Family and friends of two Paul Band First Nation teens who died of an ecstasy overdose last week gathered Saturday to pay their last respects.

Trinity Dawn Bird, 15, and Leah Dominique House, 14, took the stimulant during a wedding celebration Sunday, March 22. Both died later that week.

More than 200 people attended the memorial service Saturday.

Young people from the community carried red roses in honour of the teens, and traditional First Nations drummers played as the girls' caskets were carried away.

Billy Morin, who came to pay his respects, said he's fed up with the drugs being distributed in the small community.

"All the drug dealers need to get out of here, it's not good. [There's] lots of drug dealers. All the partying, drugs and alcohol needs to change. It seems to be what's messing up our people," Morin said.

Police were called to a wedding early last Sunday after four teenage girls suddenly became ill after taking the stimulant ecstasy. Three girls were rushed to hospital.

Trinity, who had been in a coma, died in hospital Tuesday night.

Leah died Wednesday.
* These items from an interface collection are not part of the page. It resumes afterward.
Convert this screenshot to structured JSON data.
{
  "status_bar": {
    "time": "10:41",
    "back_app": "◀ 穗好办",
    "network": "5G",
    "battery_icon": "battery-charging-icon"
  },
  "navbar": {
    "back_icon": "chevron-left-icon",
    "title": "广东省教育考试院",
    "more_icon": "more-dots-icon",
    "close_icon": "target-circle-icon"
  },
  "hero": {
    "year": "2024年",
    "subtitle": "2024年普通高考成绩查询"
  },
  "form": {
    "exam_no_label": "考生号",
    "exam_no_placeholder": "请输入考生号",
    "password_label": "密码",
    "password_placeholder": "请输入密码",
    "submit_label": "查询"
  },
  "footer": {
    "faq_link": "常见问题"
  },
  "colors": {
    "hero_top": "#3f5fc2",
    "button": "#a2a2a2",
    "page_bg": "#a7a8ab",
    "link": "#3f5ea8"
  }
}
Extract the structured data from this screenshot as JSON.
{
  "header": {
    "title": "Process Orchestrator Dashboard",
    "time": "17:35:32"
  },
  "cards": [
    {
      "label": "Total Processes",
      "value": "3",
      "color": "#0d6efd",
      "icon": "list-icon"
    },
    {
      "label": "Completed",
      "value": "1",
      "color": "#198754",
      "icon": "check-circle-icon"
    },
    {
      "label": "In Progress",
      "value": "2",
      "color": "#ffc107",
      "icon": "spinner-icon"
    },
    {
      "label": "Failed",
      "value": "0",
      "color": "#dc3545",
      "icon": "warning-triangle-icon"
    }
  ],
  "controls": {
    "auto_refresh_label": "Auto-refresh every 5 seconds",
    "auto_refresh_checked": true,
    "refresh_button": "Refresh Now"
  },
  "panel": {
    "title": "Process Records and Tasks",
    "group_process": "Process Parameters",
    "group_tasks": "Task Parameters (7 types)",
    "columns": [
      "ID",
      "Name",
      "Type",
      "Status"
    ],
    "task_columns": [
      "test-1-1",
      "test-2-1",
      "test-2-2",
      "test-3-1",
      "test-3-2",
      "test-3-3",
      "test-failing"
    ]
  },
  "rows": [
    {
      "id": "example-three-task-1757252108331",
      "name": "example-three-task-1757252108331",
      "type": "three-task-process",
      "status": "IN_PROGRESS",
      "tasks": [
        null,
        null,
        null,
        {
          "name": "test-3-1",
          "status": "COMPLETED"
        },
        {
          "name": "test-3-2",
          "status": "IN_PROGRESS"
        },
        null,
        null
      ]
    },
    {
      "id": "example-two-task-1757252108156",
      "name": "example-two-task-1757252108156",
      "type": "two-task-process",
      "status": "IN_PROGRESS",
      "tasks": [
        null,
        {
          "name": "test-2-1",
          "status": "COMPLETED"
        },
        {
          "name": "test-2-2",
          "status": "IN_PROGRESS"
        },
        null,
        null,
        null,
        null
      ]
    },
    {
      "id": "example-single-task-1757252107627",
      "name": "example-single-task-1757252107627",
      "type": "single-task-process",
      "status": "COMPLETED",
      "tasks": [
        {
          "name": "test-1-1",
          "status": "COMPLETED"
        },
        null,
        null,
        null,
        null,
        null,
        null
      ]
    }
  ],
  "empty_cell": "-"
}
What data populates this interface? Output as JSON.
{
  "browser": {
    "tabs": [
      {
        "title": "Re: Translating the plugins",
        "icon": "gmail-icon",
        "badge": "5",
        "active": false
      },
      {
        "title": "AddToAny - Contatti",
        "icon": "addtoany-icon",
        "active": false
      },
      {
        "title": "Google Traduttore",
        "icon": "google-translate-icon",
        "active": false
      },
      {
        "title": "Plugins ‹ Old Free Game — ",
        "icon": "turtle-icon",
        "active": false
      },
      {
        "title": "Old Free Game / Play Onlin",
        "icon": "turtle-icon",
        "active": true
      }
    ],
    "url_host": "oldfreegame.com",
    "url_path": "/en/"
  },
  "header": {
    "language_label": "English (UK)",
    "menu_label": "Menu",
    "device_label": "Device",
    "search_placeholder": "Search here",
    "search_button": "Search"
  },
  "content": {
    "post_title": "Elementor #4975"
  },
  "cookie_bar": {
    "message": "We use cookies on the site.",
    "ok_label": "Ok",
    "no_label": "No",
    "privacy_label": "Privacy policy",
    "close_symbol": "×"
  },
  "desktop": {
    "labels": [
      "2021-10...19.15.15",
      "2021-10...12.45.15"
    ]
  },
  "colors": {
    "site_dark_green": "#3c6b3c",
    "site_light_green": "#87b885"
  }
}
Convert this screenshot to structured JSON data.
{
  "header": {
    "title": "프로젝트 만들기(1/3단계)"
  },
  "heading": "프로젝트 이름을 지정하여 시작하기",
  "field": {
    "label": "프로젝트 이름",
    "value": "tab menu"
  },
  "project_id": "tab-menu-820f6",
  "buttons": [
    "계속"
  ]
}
She had also been in a coma.

The third teen was released from hospital on Wednesday.

The fourth girl was assessed and treated on site Sunday morning.

A 16-year-old boy faces nine charges, including two counts of criminal negligence causing death, in relation to the drug-related deaths.

The Paul Band First Nation is 80 kilometres west of Edmonton on the Wabamun Lake Reserve.